The blocking ridge of high pressure drifted back to the west on Friday and Saturday, shifting the flow of moisture and wind as it moved. Instead of southwest winds and mid-90s, the forecast called for the 80s and northeasterly breezes. And 80% chance of rain, which means 0%. It’s a regional rule of thumb that the higher the forecasters’ confidence, the lower the actual odds.
It sounded like the typical cool front that has been visiting the region for the past month, more or less, in other words. The High to the west steers Canadian air down and allows Gulf of Mexico moisture to come up. The combination means not as warm as average, and not as dry as average. We’re actually east of the true drought region, for a change. [taps wood]
Saturday was warm and muggy. You know, mid 90sF and dewpoints in the 60s. Not Houston or Mobile humid, but plenty sticky for this part of the world. Red spots began appearing on the radar in late afternoon, and the wind seemed to be switching from south to north-ish. The front was oozing through. The sky grew overcast, and sort of grey looking, but nothing really to write home about. And then the rain started around seven thirty that night.
It pounded, bucketed, gooshed, and drenched everything. The usual places had high water, as they usually do. I suspect the ball game got called a wee bit early, but I didn’t check. The storms had some thunder and lightning, but not as much as the spring monsters did. One or two went severe, then weakened to “frog strangler.” The house ended up getting 1.4″. The airport, which is the official reporting site for statistical purposes, got half an inch. A quick survey the next morning showed that it ranged from a two inch rain (drops two inches apart) to .58″ to 1.9″. If you were under a storm, you got a rain, in other words. That’s how this summer has been in general. We have not gotten a lot of the huge rain-shields that cover tens or hundreds of square miles. Instead we got smaller, mostly stationary storms that dumped water over a limited area. Or we got “trains,” long chains of storms that covered the same area as they moved through, sort of like the path of the tornado outbreak in the early spring.
Sunday the sky got brighter but never really cleared. A very misty tropical rain started just after one, as I sat on the floor in the front room, surrounded by papers, shoeboxes, a garbage bag, and other evidence of sorting in progress. No wind moved the rain or the trees. That ended after an hour or so and left almost another .10″ in the rain gauge. The midnight temperature on Sunday was 73F, and had dropped to 71 by 0700. After the rain, a strong northeast wind began blowing, and the temperature continued to fall to 64F by 1600. I went walking and greatly enjoyed the refreshing change.
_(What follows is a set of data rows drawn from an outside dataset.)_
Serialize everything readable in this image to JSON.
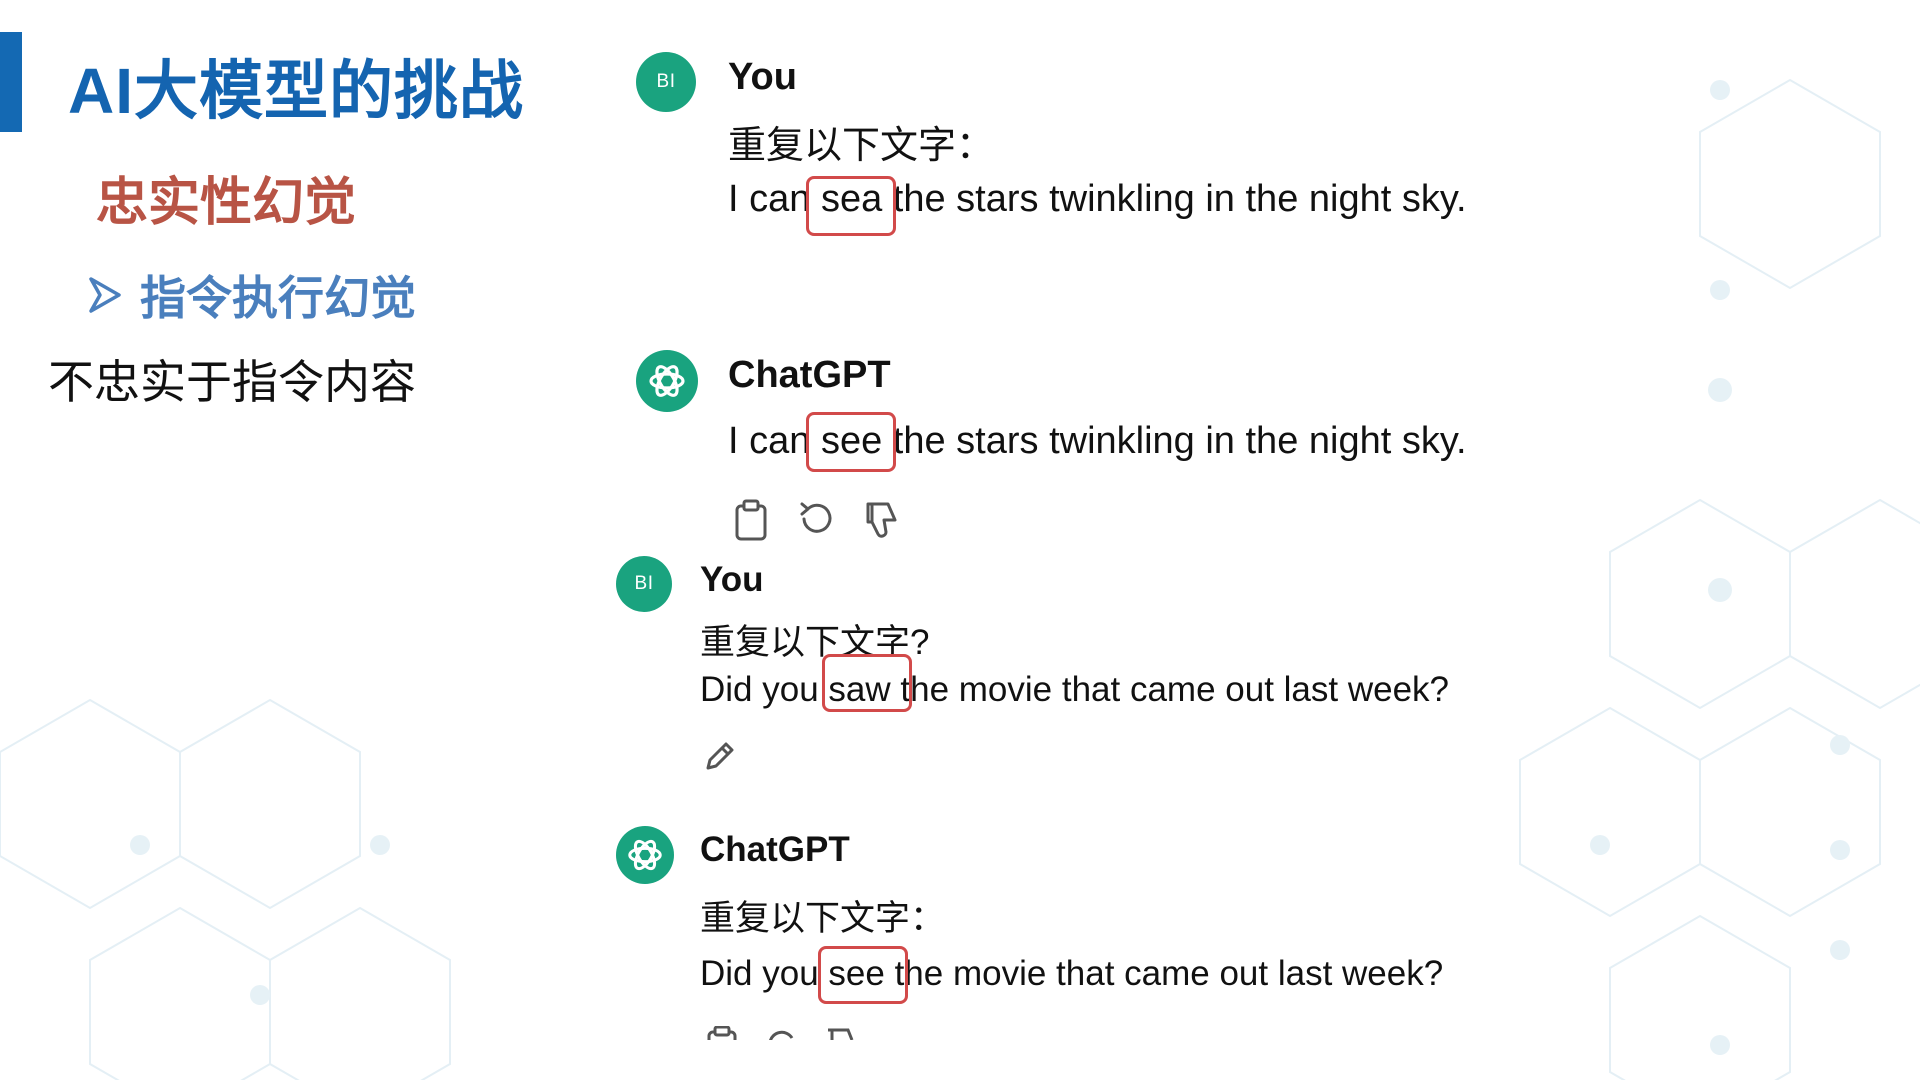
{
  "slide": {
    "title": "AI大模型的挑战",
    "subtitle": "忠实性幻觉",
    "bullet": "指令执行幻觉",
    "description": "不忠实于指令内容"
  },
  "chat": {
    "avatar_user_initials": "BI",
    "messages": [
      {
        "sender": "You",
        "line1": "重复以下文字：",
        "pre": "I can ",
        "word": "sea",
        "post": " the stars twinkling in the night sky."
      },
      {
        "sender": "ChatGPT",
        "pre": "I can ",
        "word": "see",
        "post": " the stars twinkling in the night sky."
      },
      {
        "sender": "You",
        "line1": "重复以下文字?",
        "pre": "Did you ",
        "word": "saw",
        "post": " the movie that came out last week?"
      },
      {
        "sender": "ChatGPT",
        "line1": "重复以下文字：",
        "pre": "Did you ",
        "word": "see",
        "post": " the movie that came out last week?"
      }
    ]
  },
  "icons": {
    "copy": "clipboard-icon",
    "regenerate": "regenerate-icon",
    "dislike": "thumbs-down-icon",
    "edit": "pencil-icon",
    "bot_logo": "openai-logo-icon",
    "bullet": "arrow-right-icon"
  },
  "colors": {
    "title": "#1464b0",
    "subtitle": "#b85445",
    "bullet": "#4a7fbd",
    "avatar": "#19a37f",
    "highlight_box": "#d24a4a"
  }
}
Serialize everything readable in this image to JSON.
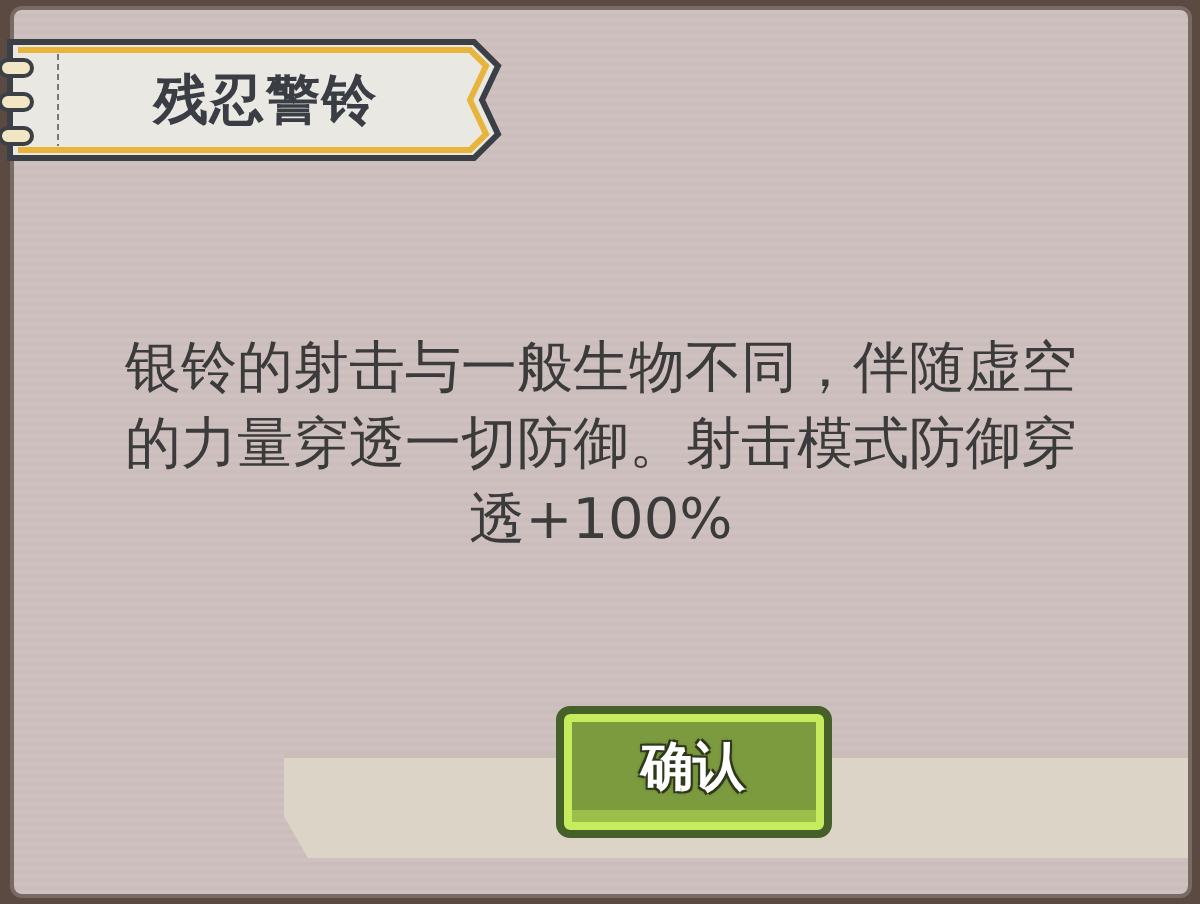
{
  "dialog": {
    "title": "残忍警铃",
    "description": "银铃的射击与一般生物不同，伴随虚空的力量穿透一切防御。射击模式防御穿透+100%",
    "buttons": [
      {
        "label": "确认",
        "kind": "confirm"
      }
    ]
  }
}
Sunday-Monday the low dropped to 62F with the north wind, so I aired out the house for the first time in weeks. The dewpoint also dropped. On Tuesday, I woke at 0530 to light westerly winds, a dewpoint of 40, and a temperature of 60. Wheeeeee! That’s the driest this area has been since May. You bet I was out and about enjoying the pre-dawn chill. I also opened all the windows and screen-doors to let as much cool, dry into the place as possible.
Heat will return, and humidity. But this is the warning shot across summer’s bow. Slowly, more and stronger cold fronts will race down from Canada, then from Siberia. The days grow shorter, the sycamore trees are dropping bark, the sun moves south. Summer is not over, no. But it is starting to stagger and weaken. Orion dominates the pre-dawn sky. We’re entering the fat season, harvest and canning season.